Occupying your lacklustre job day after day is sad. Occupying your vehicle for up to two hours a day to keep a lacklustre job is insane. Since 2003, the buoyant vehicle market has posted record sales due to low interest rates, a strong rand and the influx of foreign carmakers. The volatile fuel price and clamp down on travel allowances did little to dampen the party. The result is that thousands of one man/women cars are driving alongside trucks, buses, and taxis on the creaky road infrastructure. These individuals are collectively losing millions of minutes to traffic congestion. However, there are some beneficiaries of your bumper-to-bumper trips. The hideous bill boards, interruption marketing street vendors and ‘smash and grab’ thugs are doing well. By the time you turn into the company parking lot, you are already irritated without adding the workload for the day.
Against this background, Transport Month is a commendable endeavour for alleviating traffic congestion. It came with a package of voluntary goodies that would have succeeded in a first world country. But we don’t commute in a first world country. So the billboards imploring me to join a lift club and ‘park and ride’ on a bus were ignored. I don’t think I’m ready to give up travelling in my own vehicle for a lift club. But I do recommend using a lift club at some stage in your career – from experience, I found the gossip with other passengers about ogre bosses, a unifying force with therapeutic benefits.
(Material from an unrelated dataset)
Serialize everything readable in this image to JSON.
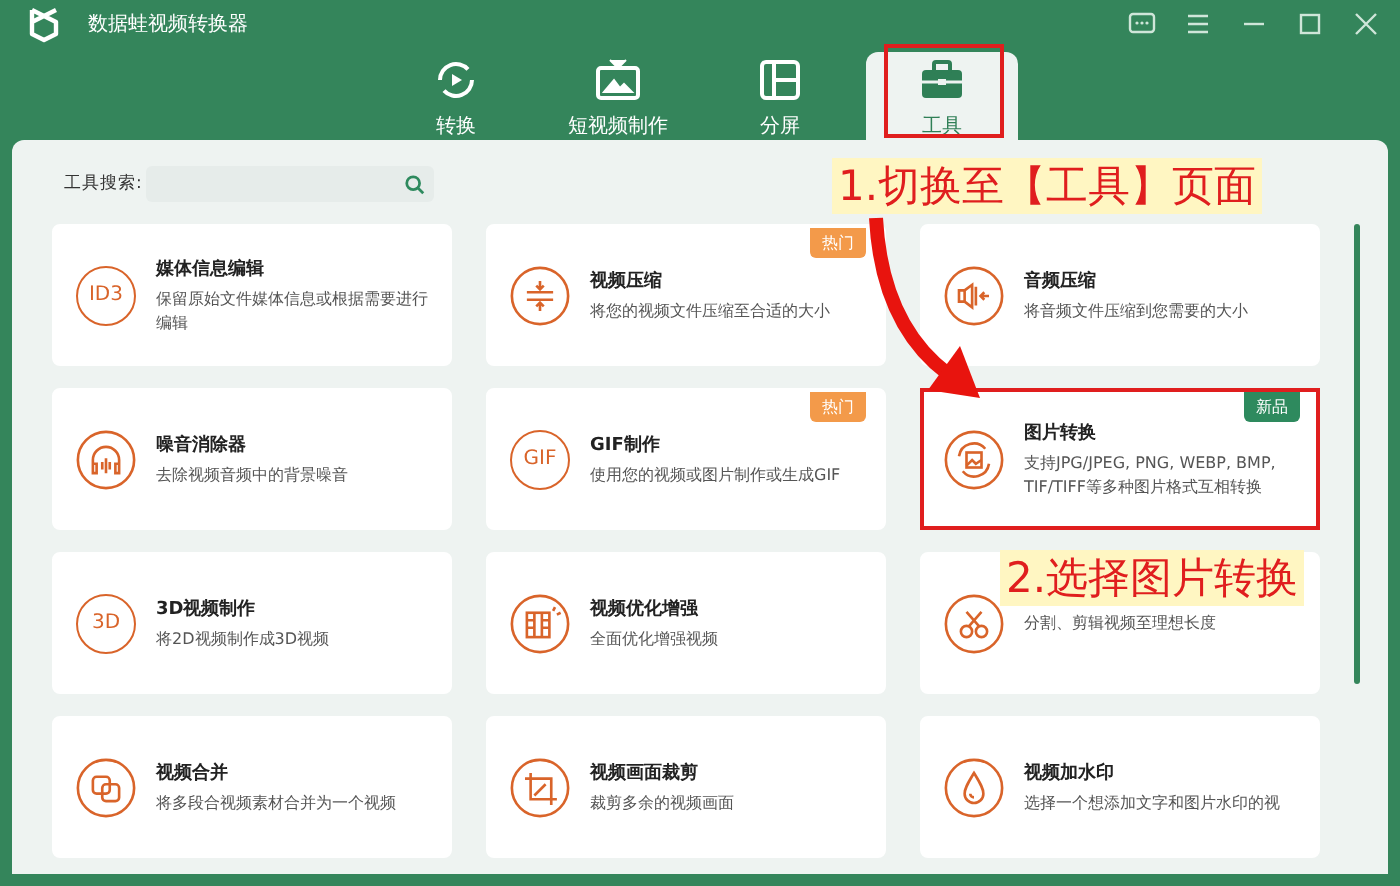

As for the park and ride initiative, I’ll consider it when I can walk on the street without clutching my briefcase.
I received an e-mail from the Department of Transport – (I don’t recall where I subscribed for their e-mail service), that requested my citizen participation on car free day, It listed the benefits of public over private transport such as “increased productivity and economic growth ” (I was unconvinced that taking public transport would allow me to leave later for the office in the morning) and “fewer cars mean fewer accidents on our roads. “ (I wondered if the taxis would fill the accident gap). But my favourite benefit was “The government can save the money it would have used to build and maintain roads and spend it to improve the lives of the poor by providing more housing, water, and social grants. “ Sorry but taxpayers are cynical about the government saving money these days when it is squandered on political figures and mismanaged projects. The e-mail concluded with a competition to win some prizes by sending a picture of myself using public or non-motorised forms of transport.
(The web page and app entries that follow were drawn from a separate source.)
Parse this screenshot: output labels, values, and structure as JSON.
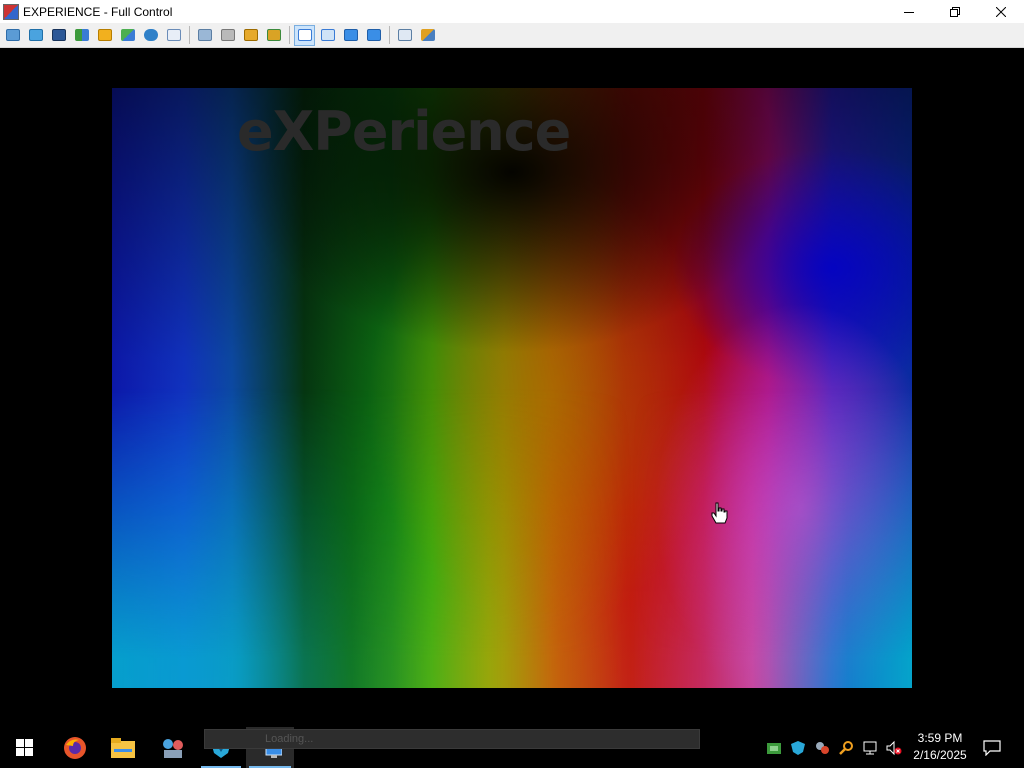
{
  "window": {
    "title": "EXPERIENCE - Full Control",
    "controls": {
      "minimize": "minimize-icon",
      "restore": "restore-icon",
      "close": "close-icon"
    }
  },
  "toolbar": {
    "groups": [
      [
        "capture-icon",
        "desktop-icon",
        "terminal-icon",
        "transfer-icon",
        "lock-icon",
        "chat-icon",
        "phone-icon",
        "message-icon"
      ],
      [
        "upload-icon",
        "network-icon",
        "lock-screen-icon",
        "unlock-icon"
      ],
      [
        "fit-window-icon",
        "stretch-icon",
        "actual-size-icon",
        "fullscreen-icon"
      ],
      [
        "multi-monitor-icon",
        "tools-icon"
      ]
    ],
    "active_icon": "fit-window-icon"
  },
  "remote_screen": {
    "splash_title": "eXPerience",
    "remote_taskbar_text": "Loading..."
  },
  "taskbar": {
    "start": "windows-start-icon",
    "apps": [
      "firefox-icon",
      "file-explorer-icon",
      "network-app-icon",
      "vpn-shield-icon",
      "remote-control-app-icon"
    ],
    "tray_icons": [
      "network-manager-icon",
      "vpn-tray-icon",
      "remote-tray-icon",
      "search-tray-icon",
      "network-status-icon",
      "volume-muted-icon"
    ],
    "time": "3:59 PM",
    "date": "2/16/2025",
    "notifications": "action-center-icon"
  },
  "colors": {
    "accent": "#76b9ed",
    "taskbar": "#000000",
    "titlebar": "#ffffff",
    "toolbar": "#f0f0f0"
  }
}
Transport month did raise other interesting questions like whether high occupancy regulation will reduce traffic bottlenecks. The high occupancy pilot project restricted the far right lane of the freeway during peak hours to buses, taxis and vehicles with three or more occupants. If it is implemented in future, it will put on the brakes on employees in one man/woman cars such as sales reps and tax consultants. The month was marred by the nationwide strike of taxi operators over the taxi recapitalisation programme. The programme has been on pedestrian speeds for seven years in placing safe taxis on the road. Taxi operators blockaded highways leaving thousands of commuters stranded in the process. The transport challenges on our roads will require HR leadership in the public arena and internal direction to assist employees.
The latest newcomer to the low fare air travel market is South African Airways’ Mango with its rock bottom prices and tightly packed seats. The airline has come under fire for using retired but experienced SAA pilots to fly their aircraft. Many passengers could be disturbed about flying with a sixty or seventy something. Here was a red hot opportunity for HR to demonstrate value to management, positively charge up the pilots and cause a stir in the market. My limited intellect would see HR collaborating with the marketing department to promote the calibre of their pilots and their excellent health (I hope).
(HR Future, December 2006)